MEP condemns 'shame for Europe'

Debate on International Roma Day

European Parliament

Strasbourg

Hungarian centre-right MEP Gyorgy Holvenyi says that more should be done to integrate teaching about the history of Roma people in European education systems.

On behalf of the centre-left Socialist and Democrats group, Swedish MEP Soraya Post says that discrimination against Gypsies is a "shame for Europe" and should be the subject of stronger measures by national governments. 

She adds that the situation in which many Roma find themselves is "absolutely catastrophic", and that they are being "exploited" by far-right groups. 

Soraya Post
BBC
Soraya Post has a Romani background

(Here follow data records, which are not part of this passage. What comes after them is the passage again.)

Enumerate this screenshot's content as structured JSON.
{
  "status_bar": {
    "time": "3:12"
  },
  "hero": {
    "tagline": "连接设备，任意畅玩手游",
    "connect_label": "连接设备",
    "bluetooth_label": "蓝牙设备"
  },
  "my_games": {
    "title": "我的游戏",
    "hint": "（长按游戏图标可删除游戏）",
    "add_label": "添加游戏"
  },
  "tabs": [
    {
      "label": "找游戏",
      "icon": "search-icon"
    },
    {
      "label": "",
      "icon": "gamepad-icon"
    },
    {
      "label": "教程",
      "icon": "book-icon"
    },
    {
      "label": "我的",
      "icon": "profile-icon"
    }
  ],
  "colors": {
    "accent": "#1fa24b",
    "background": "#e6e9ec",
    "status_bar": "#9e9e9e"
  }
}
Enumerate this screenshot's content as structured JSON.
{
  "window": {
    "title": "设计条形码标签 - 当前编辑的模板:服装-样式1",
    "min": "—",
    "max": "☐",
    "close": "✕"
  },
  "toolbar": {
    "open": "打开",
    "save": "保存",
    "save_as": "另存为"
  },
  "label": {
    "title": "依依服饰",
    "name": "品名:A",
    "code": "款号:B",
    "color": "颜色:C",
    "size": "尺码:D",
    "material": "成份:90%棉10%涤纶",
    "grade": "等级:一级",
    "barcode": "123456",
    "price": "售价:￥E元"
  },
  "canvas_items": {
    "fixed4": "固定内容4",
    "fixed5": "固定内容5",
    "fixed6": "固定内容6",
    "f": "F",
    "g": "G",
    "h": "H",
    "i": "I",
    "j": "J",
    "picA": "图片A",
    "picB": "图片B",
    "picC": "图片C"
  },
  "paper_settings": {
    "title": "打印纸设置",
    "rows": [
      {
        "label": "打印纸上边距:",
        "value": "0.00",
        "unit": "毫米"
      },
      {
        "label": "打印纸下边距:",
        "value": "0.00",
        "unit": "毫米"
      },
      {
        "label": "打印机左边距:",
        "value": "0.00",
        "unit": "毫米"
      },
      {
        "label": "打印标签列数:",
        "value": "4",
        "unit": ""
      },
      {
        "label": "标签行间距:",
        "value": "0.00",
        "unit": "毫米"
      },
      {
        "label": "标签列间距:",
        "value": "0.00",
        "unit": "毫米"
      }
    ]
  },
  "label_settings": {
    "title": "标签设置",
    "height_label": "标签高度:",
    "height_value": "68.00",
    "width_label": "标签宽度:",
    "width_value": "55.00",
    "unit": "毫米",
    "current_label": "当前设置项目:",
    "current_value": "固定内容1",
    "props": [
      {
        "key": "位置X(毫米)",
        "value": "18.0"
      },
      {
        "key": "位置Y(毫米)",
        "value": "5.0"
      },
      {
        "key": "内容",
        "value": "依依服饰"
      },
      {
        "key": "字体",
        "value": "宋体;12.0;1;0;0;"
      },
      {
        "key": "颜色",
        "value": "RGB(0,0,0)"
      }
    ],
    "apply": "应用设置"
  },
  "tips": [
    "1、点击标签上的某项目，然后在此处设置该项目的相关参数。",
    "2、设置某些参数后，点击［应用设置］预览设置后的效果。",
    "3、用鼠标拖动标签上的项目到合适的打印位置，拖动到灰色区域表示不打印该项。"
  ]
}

Commissioner urges 'strong stand' against discrimination

Debate on International Roma Day

European Parliament

Strasbourg

Justice Commissioner Vera Jourova begins the debate by telling MEPs that stigmatisation against Roma people is rising in Europe, part of a rise in extremism "in general" in the EU. 

She adds that the Commission is determined to take a "strong stand" against discrimination, and has "stepped up" action to ensure anti-discrimination laws are fully applied to Roma people.

She adds that the Commission supports MEPs' action to designate 2 August as an official remembrance day, and encourages EU member states to do the same. 

Vera Jourova
BBC

MEPs begin debate on International Roma Day

European Parliament

Strasbourg

With the agenda otherwise approved unchanged, MEPs will move to their first debate of the afternoon, which is about the situation of Roma people in the EU.

The debate with Justice Commissioner Vera Jourova is being held to mark International Roma Day, which took place on Friday last week.

Last year, MEPs voted to make 2 August the official Remembrance Day for the Roma genocide in World War II, marking the killing of 2,897 Roma people in the gas chambers of Auschwitz on 2 August 1944. 

MEPs have also called on national governments to strengthen their efforts to combat anti-Roma discrimination, particularly in the provision of education. 

MEPs add debate on glyphosate authorisation

European Parliament

Strasbourg

MEPs approve a suggestion from the EPP centre-right group to hold a debate this evening on a motion calling on the European Commission not to renew the market authorisation for glyphosate, a herbicide used in farming, forestry and gardening.

The motion will not be binding on the Commission. 

The debate will take place later this evening, ahead of the vote which is due to take place at Wednesday lunchtime. 

President leads minute's silence for Brussels victims

European Parliament

Strasbourg

Parliament President Martin Schulz opens the session by leading a minute's silence to remember the victims of last month's terror attacks in Brussels which killed 32 people. 

He tells MEPs that the attacks were a "black day for Belgium, and a black day for Europe". 

Minute's silence
BBC

Good afternoon

Hello and welcome to coverage of today’s plenary sitting of the European Parliament in Strasbourg, which will begin shortly.

The sitting will begin with administrative announcements, after which MEPs will have the chance to request additions or changes to this week’s agenda or make points of order.

Proposals to add a debate to the agenda have to be made to the President at least one hour before the sitting opens, and can be tabled by one of the Parliament’s committees, one of its political groups, or a group of 40 MEPs.

In order to be formally added, an item must be approved by a simple majority – and can be done on a show of hands.